**Exercise input:**
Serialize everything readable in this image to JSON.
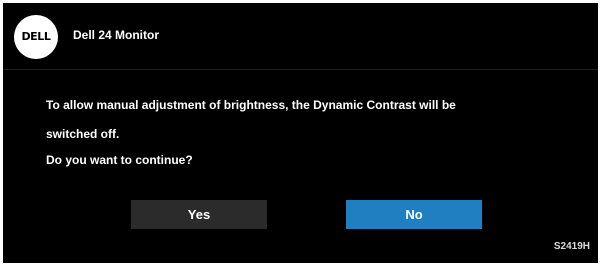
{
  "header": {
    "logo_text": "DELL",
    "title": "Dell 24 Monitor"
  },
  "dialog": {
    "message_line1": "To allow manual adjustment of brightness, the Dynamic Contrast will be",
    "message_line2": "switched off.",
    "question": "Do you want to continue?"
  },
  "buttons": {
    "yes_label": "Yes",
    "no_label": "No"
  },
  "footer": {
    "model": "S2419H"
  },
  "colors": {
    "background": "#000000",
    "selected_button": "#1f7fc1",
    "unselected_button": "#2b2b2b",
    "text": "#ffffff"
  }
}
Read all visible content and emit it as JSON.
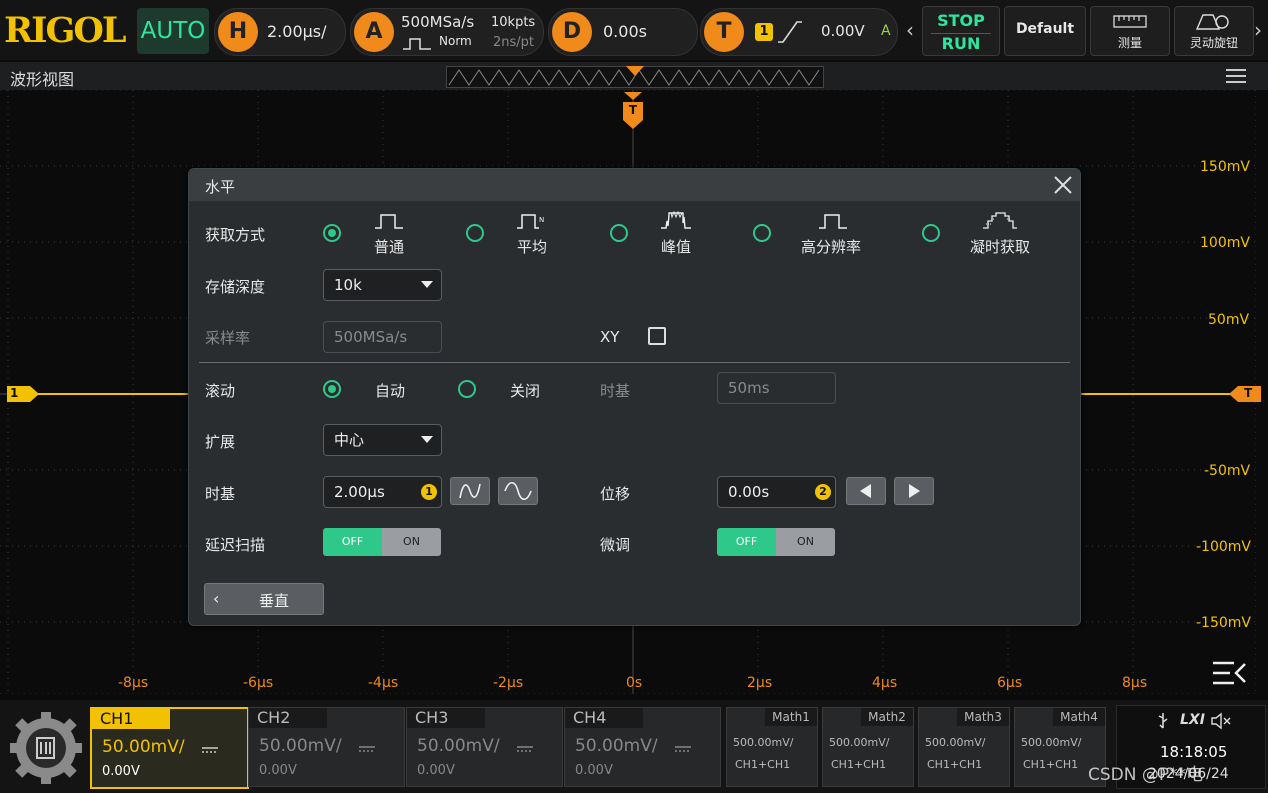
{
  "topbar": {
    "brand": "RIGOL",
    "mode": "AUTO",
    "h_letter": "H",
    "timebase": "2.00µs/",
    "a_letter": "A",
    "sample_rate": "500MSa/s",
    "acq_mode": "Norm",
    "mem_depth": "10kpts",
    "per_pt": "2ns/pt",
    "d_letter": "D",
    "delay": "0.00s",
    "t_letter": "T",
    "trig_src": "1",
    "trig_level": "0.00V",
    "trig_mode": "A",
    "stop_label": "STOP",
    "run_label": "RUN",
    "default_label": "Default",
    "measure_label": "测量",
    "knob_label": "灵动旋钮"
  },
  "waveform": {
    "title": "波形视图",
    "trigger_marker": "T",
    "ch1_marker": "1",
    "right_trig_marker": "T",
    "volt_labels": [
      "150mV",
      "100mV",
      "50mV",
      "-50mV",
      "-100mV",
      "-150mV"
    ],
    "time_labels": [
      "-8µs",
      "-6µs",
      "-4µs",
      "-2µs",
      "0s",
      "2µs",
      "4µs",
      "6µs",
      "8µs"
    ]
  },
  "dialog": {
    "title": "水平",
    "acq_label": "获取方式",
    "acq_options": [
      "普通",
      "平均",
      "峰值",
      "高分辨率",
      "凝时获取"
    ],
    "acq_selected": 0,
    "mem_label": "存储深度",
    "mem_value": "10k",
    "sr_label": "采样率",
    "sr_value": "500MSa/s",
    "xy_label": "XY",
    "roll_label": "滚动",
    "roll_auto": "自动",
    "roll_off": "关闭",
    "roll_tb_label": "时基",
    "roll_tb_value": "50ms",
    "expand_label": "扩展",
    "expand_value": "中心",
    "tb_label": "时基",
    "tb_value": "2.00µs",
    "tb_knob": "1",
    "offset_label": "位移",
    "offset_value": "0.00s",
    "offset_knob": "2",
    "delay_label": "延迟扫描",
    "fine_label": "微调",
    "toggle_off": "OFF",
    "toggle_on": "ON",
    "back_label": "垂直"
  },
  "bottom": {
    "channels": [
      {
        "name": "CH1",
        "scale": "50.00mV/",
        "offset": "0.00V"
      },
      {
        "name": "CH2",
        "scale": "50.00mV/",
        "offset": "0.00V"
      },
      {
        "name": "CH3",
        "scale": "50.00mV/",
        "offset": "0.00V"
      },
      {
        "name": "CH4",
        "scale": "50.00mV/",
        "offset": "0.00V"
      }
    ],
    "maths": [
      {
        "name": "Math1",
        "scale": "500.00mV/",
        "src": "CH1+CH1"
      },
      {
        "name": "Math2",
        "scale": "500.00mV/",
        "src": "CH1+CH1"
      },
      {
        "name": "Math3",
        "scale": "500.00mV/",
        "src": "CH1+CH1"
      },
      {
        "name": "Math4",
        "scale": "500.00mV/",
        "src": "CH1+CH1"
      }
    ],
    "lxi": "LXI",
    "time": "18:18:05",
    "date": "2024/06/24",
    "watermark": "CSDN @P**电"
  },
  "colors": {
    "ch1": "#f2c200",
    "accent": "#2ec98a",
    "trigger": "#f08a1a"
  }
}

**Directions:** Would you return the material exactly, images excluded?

**Exercise solution:**
Serialize everything readable in this image to JSON.
{
  "header": {
    "logo_text": "DELL",
    "title": "Dell 24 Monitor"
  },
  "dialog": {
    "message_line1": "To allow manual adjustment of brightness, the Dynamic Contrast will be",
    "message_line2": "switched off.",
    "question": "Do you want to continue?"
  },
  "buttons": {
    "yes_label": "Yes",
    "no_label": "No"
  },
  "footer": {
    "model": "S2419H"
  },
  "colors": {
    "background": "#000000",
    "selected_button": "#1f7fc1",
    "unselected_button": "#2b2b2b",
    "text": "#ffffff"
  }
}
Read all visible content and emit it as JSON.
{
  "topbar": {
    "brand": "RIGOL",
    "mode": "AUTO",
    "h_letter": "H",
    "timebase": "2.00µs/",
    "a_letter": "A",
    "sample_rate": "500MSa/s",
    "acq_mode": "Norm",
    "mem_depth": "10kpts",
    "per_pt": "2ns/pt",
    "d_letter": "D",
    "delay": "0.00s",
    "t_letter": "T",
    "trig_src": "1",
    "trig_level": "0.00V",
    "trig_mode": "A",
    "stop_label": "STOP",
    "run_label": "RUN",
    "default_label": "Default",
    "measure_label": "测量",
    "knob_label": "灵动旋钮"
  },
  "waveform": {
    "title": "波形视图",
    "trigger_marker": "T",
    "ch1_marker": "1",
    "right_trig_marker": "T",
    "volt_labels": [
      "150mV",
      "100mV",
      "50mV",
      "-50mV",
      "-100mV",
      "-150mV"
    ],
    "time_labels": [
      "-8µs",
      "-6µs",
      "-4µs",
      "-2µs",
      "0s",
      "2µs",
      "4µs",
      "6µs",
      "8µs"
    ]
  },
  "dialog": {
    "title": "水平",
    "acq_label": "获取方式",
    "acq_options": [
      "普通",
      "平均",
      "峰值",
      "高分辨率",
      "凝时获取"
    ],
    "acq_selected": 0,
    "mem_label": "存储深度",
    "mem_value": "10k",
    "sr_label": "采样率",
    "sr_value": "500MSa/s",
    "xy_label": "XY",
    "roll_label": "滚动",
    "roll_auto": "自动",
    "roll_off": "关闭",
    "roll_tb_label": "时基",
    "roll_tb_value": "50ms",
    "expand_label": "扩展",
    "expand_value": "中心",
    "tb_label": "时基",
    "tb_value": "2.00µs",
    "tb_knob": "1",
    "offset_label": "位移",
    "offset_value": "0.00s",
    "offset_knob": "2",
    "delay_label": "延迟扫描",
    "fine_label": "微调",
    "toggle_off": "OFF",
    "toggle_on": "ON",
    "back_label": "垂直"
  },
  "bottom": {
    "channels": [
      {
        "name": "CH1",
        "scale": "50.00mV/",
        "offset": "0.00V"
      },
      {
        "name": "CH2",
        "scale": "50.00mV/",
        "offset": "0.00V"
      },
      {
        "name": "CH3",
        "scale": "50.00mV/",
        "offset": "0.00V"
      },
      {
        "name": "CH4",
        "scale": "50.00mV/",
        "offset": "0.00V"
      }
    ],
    "maths": [
      {
        "name": "Math1",
        "scale": "500.00mV/",
        "src": "CH1+CH1"
      },
      {
        "name": "Math2",
        "scale": "500.00mV/",
        "src": "CH1+CH1"
      },
      {
        "name": "Math3",
        "scale": "500.00mV/",
        "src": "CH1+CH1"
      },
      {
        "name": "Math4",
        "scale": "500.00mV/",
        "src": "CH1+CH1"
      }
    ],
    "lxi": "LXI",
    "time": "18:18:05",
    "date": "2024/06/24",
    "watermark": "CSDN @P**电"
  },
  "colors": {
    "ch1": "#f2c200",
    "accent": "#2ec98a",
    "trigger": "#f08a1a"
  }
}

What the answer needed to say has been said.